Lisbon

By Eliza Griswold b. 1973 Eliza Griswold
We meet midway to walk white cobbles
under a fish-flesh gray sky.
Europe is collapsing; we are collapsing

always and again no matter how hard
we love one another. I don’t understand
our failure, where the feed loops

back and spits us into another country,
another junior suite reenacting this same,
same beat of   a scene that begins, rises,

never ends, always ends —
Our intentions don’t meet,
their courses set differently

by a force you don’t believe in,
could be as simple as life. I want
to be the wife you don’t want.

You won’t let go of my wrist.
I resist, threaten, bully, acquiesce.
We write the next act of The Alchemist

in New York, Lisbon, a beach,
a bar, star-crossed maybe
from different galaxies. You approach,

I retreat. You retreat, I reproach.
The manic two-step jitters
over North Africa’s dunes

farther than our hero, Santiago, can see.
I rise in the night to find the sharp knife
that came with the pears as a courtesy.

Source: Poetry (September 2013).

MORE FROM THIS ISSUE

This poem originally appeared in the September 2013 issue of Poetry magazine

September 2013
 Eliza   Griswold

Biography

Eliza Griswold is a poet and reporter whose work has appeared in the New Yorker, the Atlantic, the New York Times Magazine, Harper's, and the New Republic. Her books include the poetry collection Wideawake Field (2007) and the non-fiction title The Tenth Parallel (2010), which examines Christianity and Islam in Asia and Africa. In 2010, Griswold won the Rome Prize from the American Academy in Rome for her poetry, and in 2011, . . .

Continue reading this biography

Poem Categorization

SUBJECT Living, Marriage & Companionship, Love, Break-ups & Vexed Love, Realistic & Complicated, Activities, Travels & Journeys

Poetic Terms Free Verse

Report a problem with this poem


Your results will be limited to content that appeared in Poetry magazine.

Search Every Issue of Poetry

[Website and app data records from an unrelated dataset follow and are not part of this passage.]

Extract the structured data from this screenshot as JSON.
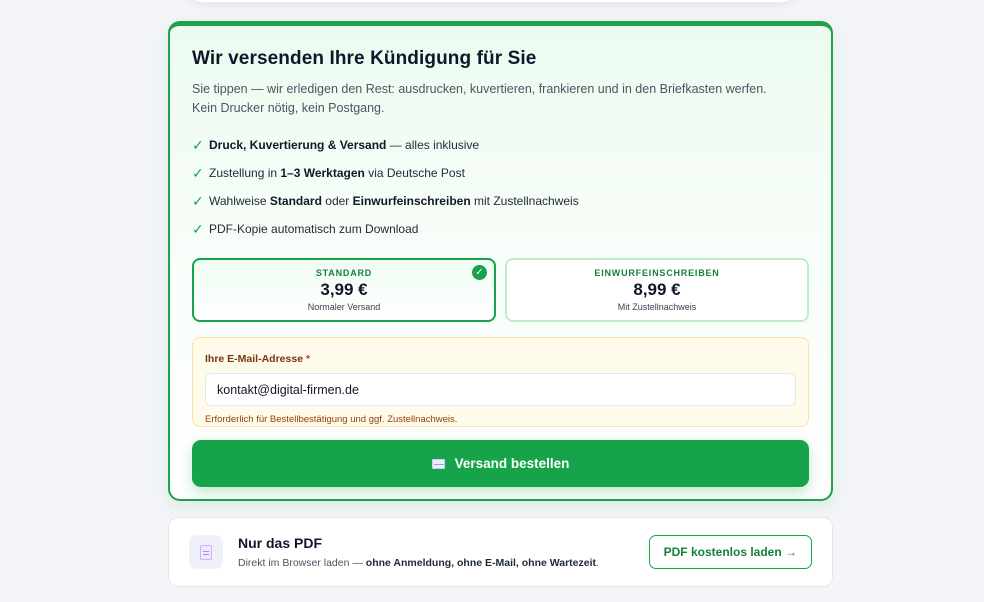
{
  "ship": {
    "title": "Wir versenden Ihre Kündigung für Sie",
    "subtitle": "Sie tippen — wir erledigen den Rest: ausdrucken, kuvertieren, frankieren und in den Briefkasten werfen. Kein Drucker nötig, kein Postgang.",
    "features": [
      {
        "parts": [
          "",
          "Druck, Kuvertierung & Versand",
          " — alles inklusive"
        ]
      },
      {
        "parts": [
          "Zustellung in ",
          "1–3 Werktagen",
          " via Deutsche Post"
        ]
      },
      {
        "parts": [
          "Wahlweise ",
          "Standard",
          " oder "
        ],
        "bold2": "Einwurfeinschreiben",
        "tail": " mit Zustellnachweis"
      },
      {
        "parts": [
          "PDF-Kopie automatisch zum Download",
          "",
          ""
        ]
      }
    ],
    "check_char": "✓",
    "options": [
      {
        "label": "STANDARD",
        "price": "3,99 €",
        "desc": "Normaler Versand",
        "selected": true
      },
      {
        "label": "EINWURFEINSCHREIBEN",
        "price": "8,99 €",
        "desc": "Mit Zustellnachweis",
        "selected": false
      }
    ],
    "selected_check": "✓",
    "email": {
      "label": "Ihre E-Mail-Adresse",
      "required": "*",
      "value": "kontakt@digital-firmen.de",
      "hint": "Erforderlich für Bestellbestätigung und ggf. Zustellnachweis."
    },
    "order_button": "Versand bestellen"
  },
  "pdf": {
    "title": "Nur das PDF",
    "desc_prefix": "Direkt im Browser laden — ",
    "desc_bold": "ohne Anmeldung, ohne E-Mail, ohne Wartezeit",
    "desc_suffix": ".",
    "button": "PDF kostenlos laden →"
  },
  "colors": {
    "accent": "#16a34a",
    "background": "#f3f5f8",
    "email_bg": "#fffbeb"
  },
  "icons": {
    "check": "check-icon",
    "envelope": "envelope-icon",
    "document": "document-icon"
  }
}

Originally appeared in Poetry magazine.

This poem has learning resources.

This poem is good for children.

This poem has related video.

This poem has related audio.